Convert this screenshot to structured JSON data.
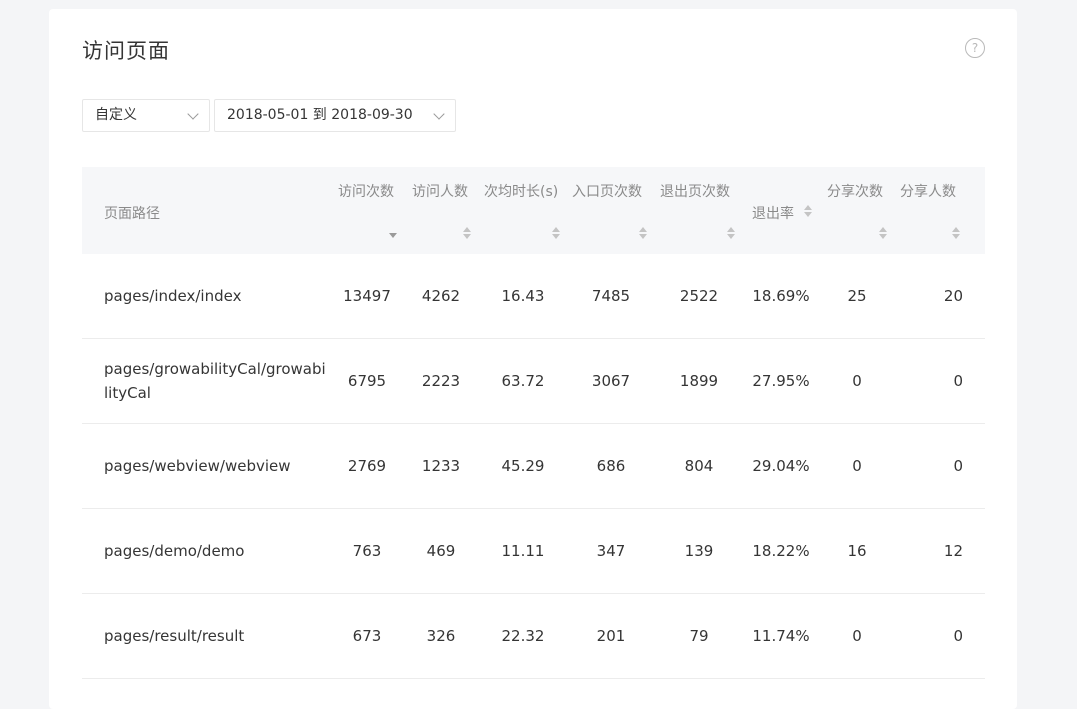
{
  "title": "访问页面",
  "help_symbol": "?",
  "filters": {
    "range_type": "自定义",
    "date_range": "2018-05-01 到 2018-09-30"
  },
  "table": {
    "columns": [
      "页面路径",
      "访问次数",
      "访问人数",
      "次均时长(s)",
      "入口页次数",
      "退出页次数",
      "退出率",
      "分享次数",
      "分享人数"
    ],
    "rows": [
      {
        "path": "pages/index/index",
        "visits": "13497",
        "visitors": "4262",
        "avg_duration": "16.43",
        "entry": "7485",
        "exit": "2522",
        "exit_rate": "18.69%",
        "shares": "25",
        "sharers": "20"
      },
      {
        "path": "pages/growabilityCal/growabilityCal",
        "visits": "6795",
        "visitors": "2223",
        "avg_duration": "63.72",
        "entry": "3067",
        "exit": "1899",
        "exit_rate": "27.95%",
        "shares": "0",
        "sharers": "0"
      },
      {
        "path": "pages/webview/webview",
        "visits": "2769",
        "visitors": "1233",
        "avg_duration": "45.29",
        "entry": "686",
        "exit": "804",
        "exit_rate": "29.04%",
        "shares": "0",
        "sharers": "0"
      },
      {
        "path": "pages/demo/demo",
        "visits": "763",
        "visitors": "469",
        "avg_duration": "11.11",
        "entry": "347",
        "exit": "139",
        "exit_rate": "18.22%",
        "shares": "16",
        "sharers": "12"
      },
      {
        "path": "pages/result/result",
        "visits": "673",
        "visitors": "326",
        "avg_duration": "22.32",
        "entry": "201",
        "exit": "79",
        "exit_rate": "11.74%",
        "shares": "0",
        "sharers": "0"
      }
    ]
  }
}
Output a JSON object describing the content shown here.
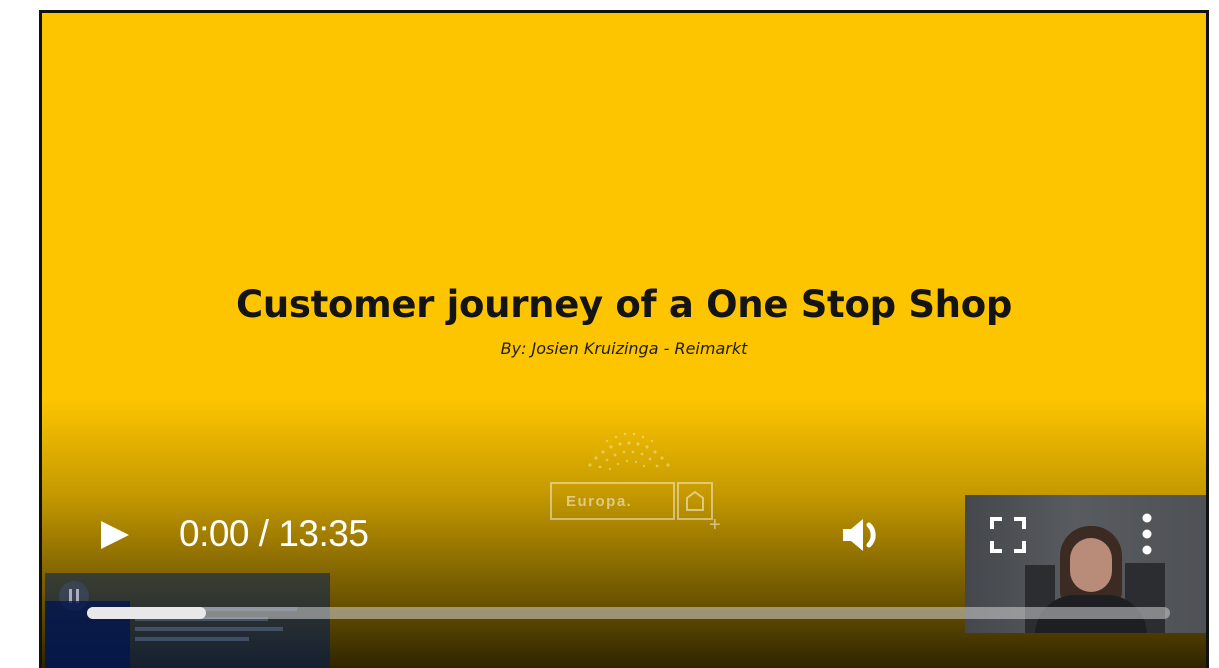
{
  "slide": {
    "title": "Customer journey of a One Stop Shop",
    "subtitle": "By: Josien Kruizinga - Reimarkt",
    "logo_text": "Europa.",
    "background_color": "#fdc500"
  },
  "controls": {
    "current_time": "0:00",
    "duration": "13:35",
    "time_display": "0:00 / 13:35",
    "progress_fraction": 0.11,
    "play_icon": "play-icon",
    "volume_icon": "volume-icon",
    "fullscreen_icon": "fullscreen-icon",
    "more_icon": "more-vertical-icon"
  }
}
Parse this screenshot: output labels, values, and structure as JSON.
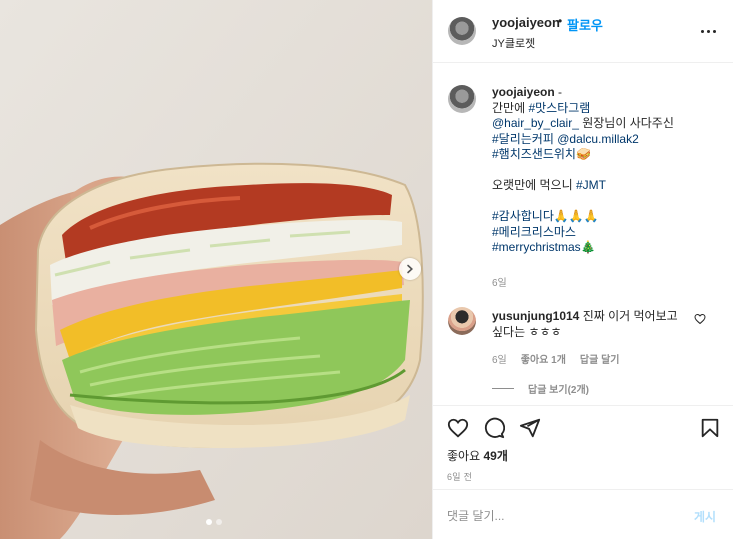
{
  "post": {
    "username": "yoojaiyeon",
    "separator": "•",
    "follow_label": "팔로우",
    "subtitle": "JY클로젯",
    "more_icon": "more-horizontal-icon"
  },
  "photo": {
    "carousel_total": 2,
    "carousel_active": 1,
    "next_icon": "chevron-right-icon"
  },
  "caption": {
    "username": "yoojaiyeon",
    "dash": "-",
    "line1_prefix": "간만에 ",
    "line1_tag": "#맛스타그램",
    "line2_mention": "@hair_by_clair_",
    "line2_text": " 원장님이 사다주신",
    "line3_tag": "#달리는커피",
    "line3_mention": "@dalcu.millak2",
    "line4_tag": "#햄치즈샌드위치",
    "line4_emoji": "🥪",
    "line5_text": "오랫만에 먹으니 ",
    "line5_tag": "#JMT",
    "line6_tag": "#감사합니다",
    "line6_emoji": "🙏🙏🙏",
    "line7_tag": "#메리크리스마스",
    "line8_tag": "#merrychristmas",
    "line8_emoji": "🎄",
    "time": "6일"
  },
  "comment": {
    "username": "yusunjung1014",
    "text": " 진짜 이거 먹어보고 싶다는 ㅎㅎㅎ",
    "time": "6일",
    "likes": "좋아요 1개",
    "reply_label": "답글 달기",
    "view_replies": "답글 보기(2개)"
  },
  "actions": {
    "likes_prefix": "좋아요 ",
    "likes_count": "49개",
    "post_time": "6일 전"
  },
  "comment_input": {
    "placeholder": "댓글 달기...",
    "post_label": "게시"
  },
  "colors": {
    "accent": "#0095f6",
    "link": "#00376b",
    "muted": "#8e8e8e",
    "post_disabled": "#b2dffc"
  }
}
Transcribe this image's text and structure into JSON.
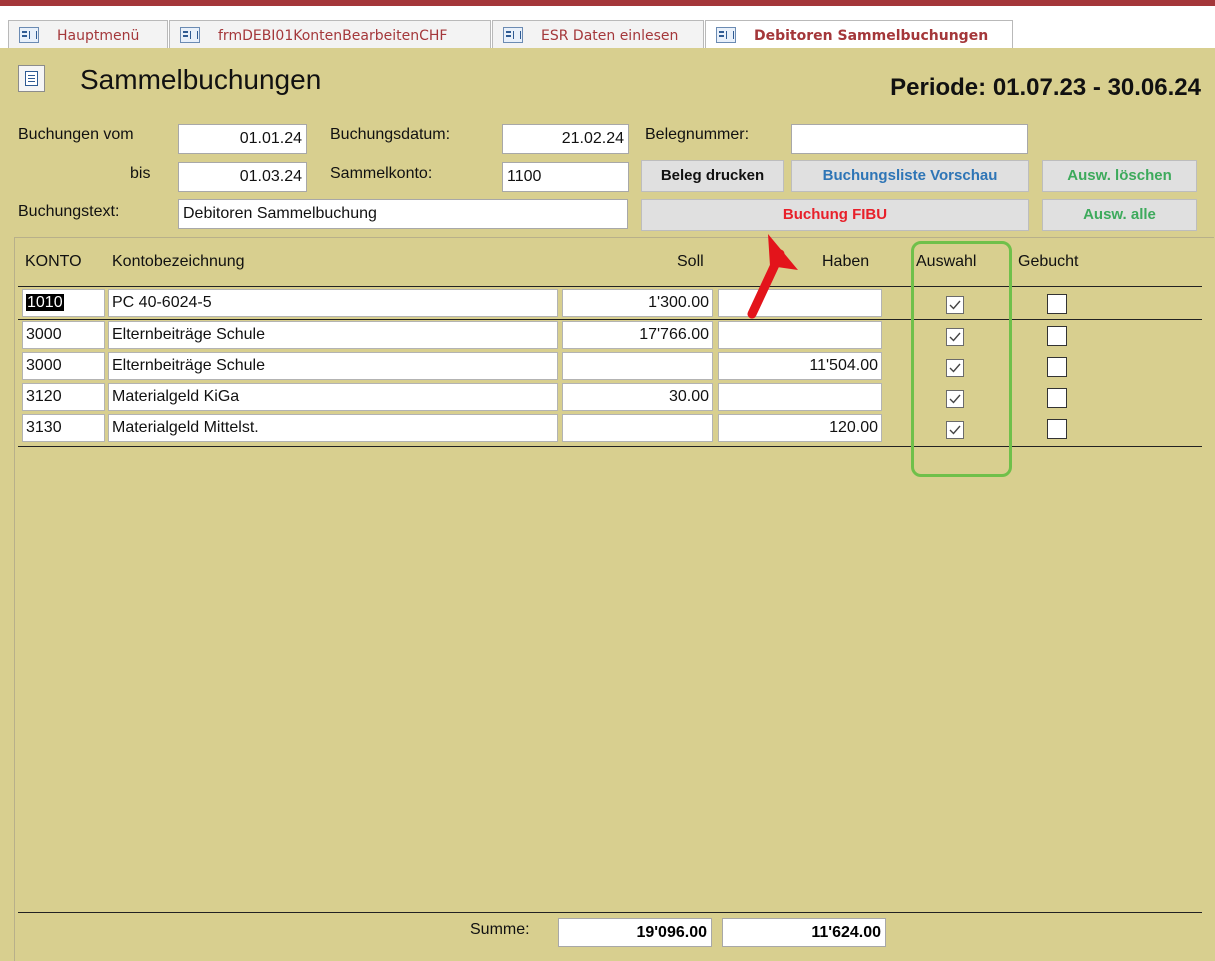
{
  "tabs": [
    {
      "label": "Hauptmenü",
      "active": false
    },
    {
      "label": "frmDEBI01KontenBearbeitenCHF",
      "active": false
    },
    {
      "label": "ESR Daten einlesen",
      "active": false
    },
    {
      "label": "Debitoren Sammelbuchungen",
      "active": true
    }
  ],
  "header": {
    "title": "Sammelbuchungen",
    "periode": "Periode: 01.07.23 - 30.06.24"
  },
  "filters": {
    "buchungen_vom_label": "Buchungen vom",
    "buchungen_vom_value": "01.01.24",
    "bis_label": "bis",
    "bis_value": "01.03.24",
    "buchungsdatum_label": "Buchungsdatum:",
    "buchungsdatum_value": "21.02.24",
    "sammelkonto_label": "Sammelkonto:",
    "sammelkonto_value": "1100",
    "belegnummer_label": "Belegnummer:",
    "belegnummer_value": "",
    "buchungstext_label": "Buchungstext:",
    "buchungstext_value": "Debitoren Sammelbuchung"
  },
  "buttons": {
    "beleg_drucken": "Beleg drucken",
    "buchungsliste_vorschau": "Buchungsliste Vorschau",
    "ausw_loeschen": "Ausw. löschen",
    "buchung_fibu": "Buchung FIBU",
    "ausw_alle": "Ausw. alle"
  },
  "columns": {
    "konto": "KONTO",
    "kontobezeichnung": "Kontobezeichnung",
    "soll": "Soll",
    "haben": "Haben",
    "auswahl": "Auswahl",
    "gebucht": "Gebucht"
  },
  "rows": [
    {
      "konto": "1010",
      "bezeichnung": "PC 40-6024-5",
      "soll": "1'300.00",
      "haben": "",
      "auswahl": true,
      "gebucht": false
    },
    {
      "konto": "3000",
      "bezeichnung": "Elternbeiträge Schule",
      "soll": "17'766.00",
      "haben": "",
      "auswahl": true,
      "gebucht": false
    },
    {
      "konto": "3000",
      "bezeichnung": "Elternbeiträge Schule",
      "soll": "",
      "haben": "11'504.00",
      "auswahl": true,
      "gebucht": false
    },
    {
      "konto": "3120",
      "bezeichnung": "Materialgeld KiGa",
      "soll": "30.00",
      "haben": "",
      "auswahl": true,
      "gebucht": false
    },
    {
      "konto": "3130",
      "bezeichnung": "Materialgeld Mittelst.",
      "soll": "",
      "haben": "120.00",
      "auswahl": true,
      "gebucht": false
    }
  ],
  "footer": {
    "summe_label": "Summe:",
    "summe_soll": "19'096.00",
    "summe_haben": "11'624.00"
  },
  "colors": {
    "form_background": "#d8cf8f",
    "tab_text": "#a4373a",
    "buchung_fibu_text": "#e8202a",
    "vorschau_text": "#2e75b6",
    "ausw_text": "#3daa5c",
    "highlight_box": "#6fc04a",
    "annotation_arrow": "#e3141b"
  }
}
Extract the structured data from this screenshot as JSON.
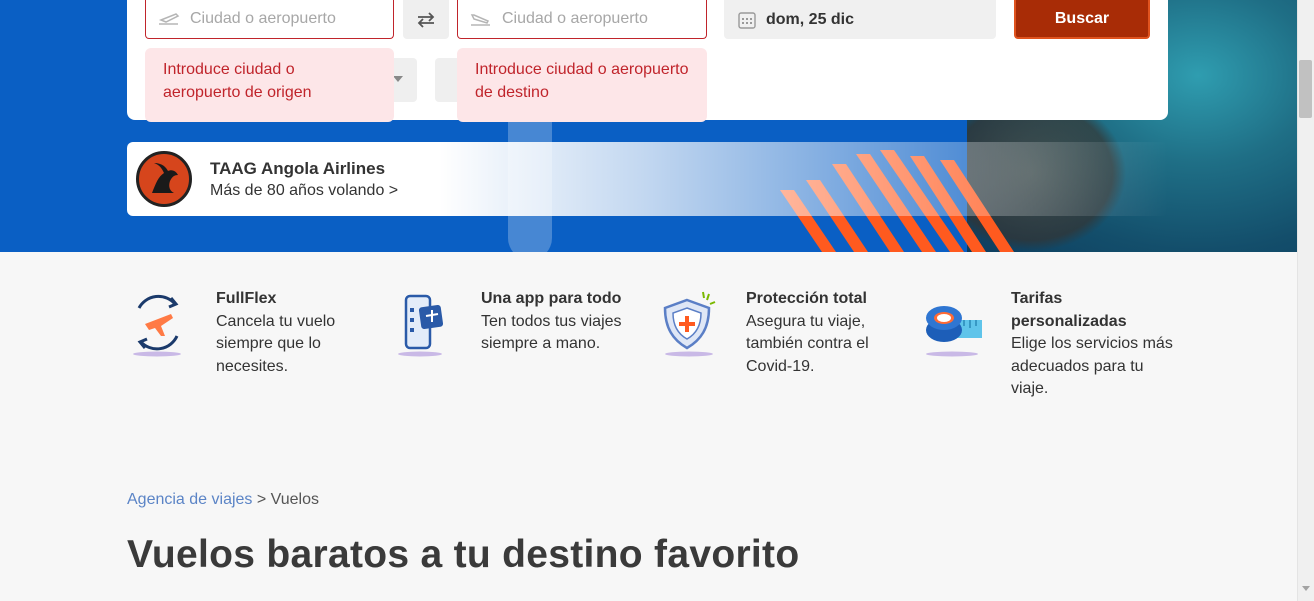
{
  "search": {
    "origin_placeholder": "Ciudad o aeropuerto",
    "destination_placeholder": "Ciudad o aeropuerto",
    "date_value": "dom, 25 dic",
    "search_button": "Buscar",
    "origin_error": "Introduce ciudad o aeropuerto de origen",
    "destination_error": "Introduce ciudad o aeropuerto de destino",
    "swap_icon": "swap-arrows-icon",
    "origin_icon": "plane-takeoff-icon",
    "destination_icon": "plane-landing-icon",
    "date_icon": "calendar-icon"
  },
  "promo": {
    "title": "TAAG Angola Airlines",
    "subtitle": "Más de 80 años volando >",
    "logo_icon": "taag-antelope-logo"
  },
  "features": [
    {
      "title": "FullFlex",
      "text": "Cancela tu vuelo siempre que lo necesites.",
      "icon": "flexible-flight-icon"
    },
    {
      "title": "Una app para todo",
      "text": "Ten todos tus viajes siempre a mano.",
      "icon": "mobile-app-icon"
    },
    {
      "title": "Protección total",
      "text": "Asegura tu viaje, también contra el Covid-19.",
      "icon": "shield-protection-icon"
    },
    {
      "title": "Tarifas personalizadas",
      "text": "Elige los servicios más adecuados para tu viaje.",
      "icon": "measuring-tape-icon"
    }
  ],
  "breadcrumb": {
    "link": "Agencia de viajes",
    "separator": ">",
    "current": "Vuelos"
  },
  "heading": "Vuelos baratos a tu destino favorito",
  "colors": {
    "hero_blue": "#0a5fc4",
    "search_button": "#a82c06",
    "error_text": "#c0242b",
    "error_bg": "#fde6e8",
    "accent_orange": "#ff5a1f"
  }
}
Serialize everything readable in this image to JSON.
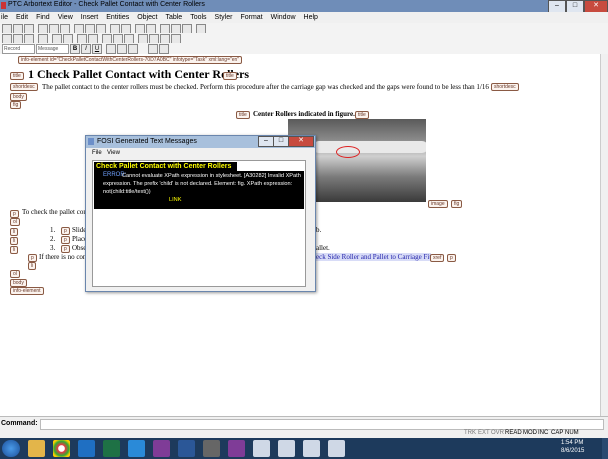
{
  "window": {
    "title": "PTC Arbortext Editor - Check Pallet Contact with Center Rollers"
  },
  "menu": [
    "ile",
    "Edit",
    "Find",
    "View",
    "Insert",
    "Entities",
    "Object",
    "Table",
    "Tools",
    "Styler",
    "Format",
    "Window",
    "Help"
  ],
  "toolbar": {
    "style_combo": "Record",
    "size_combo": "Message"
  },
  "doc": {
    "root_tag": "info-element id=\"CheckPalletContactWithCenterRollers-70D7A0BC\" infotype=\"Task\" xml:lang=\"en\"",
    "title_tag": "title",
    "heading": "1 Check Pallet Contact with Center Rollers",
    "shortdesc_tag": "shortdesc",
    "shortdesc_text": "The pallet contact to the center rollers must be checked. Perform this procedure after the carriage gap was checked and the gaps were found to be less than 1/16 in.",
    "body_tag": "body",
    "fig_tag": "fig",
    "fig_title": "Center Rollers indicated in figure.",
    "image_tag": "image",
    "p_tag": "p",
    "ol_tag": "ol",
    "li_tag": "li",
    "para_intro": "To check the pallet con",
    "steps": [
      "Slide",
      "Place",
      "Obse"
    ],
    "step_tail_1": "b.",
    "step_tail_3": "allet.",
    "if_text": "If there is no con",
    "xref_text": "eck Side Roller and Pallet to Carriage Fit",
    "xref_tag": "xref"
  },
  "dialog": {
    "title": "FOSI Generated Text Messages",
    "menu": [
      "File",
      "View"
    ],
    "heading": "Check Pallet Contact with Center Rollers",
    "error_label": "ERROR:",
    "error_text": "Cannot evaluate XPath expression in stylesheet. [A30282] Invalid XPath expression. The prefix 'child' is not declared. Element: fig.  XPath expression: not(child:title/text())",
    "link": "LINK"
  },
  "command": {
    "label": "Command:"
  },
  "status": [
    "TRK",
    "EXT",
    "OVR",
    "READ",
    "MOD",
    "INC",
    "CAP",
    "NUM"
  ],
  "clock": {
    "time": "1:54 PM",
    "date": "8/6/2015"
  },
  "taskbar_apps": [
    "file-explorer-icon",
    "chrome-icon",
    "outlook-icon",
    "excel-icon",
    "lync-icon",
    "onenote-icon",
    "word-icon",
    "calculator-icon",
    "onenote-icon-2",
    "arbortext-icon-1",
    "arbortext-icon-2",
    "arbortext-icon-3",
    "arbortext-icon-4"
  ]
}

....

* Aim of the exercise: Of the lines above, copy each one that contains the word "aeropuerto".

* Finished exercise:
    "origin_placeholder": "Ciudad o aeropuerto",
    "destination_placeholder": "Ciudad o aeropuerto",
    "origin_error": "Introduce ciudad o aeropuerto de origen",
    "destination_error": "Introduce ciudad o aeropuerto de destino",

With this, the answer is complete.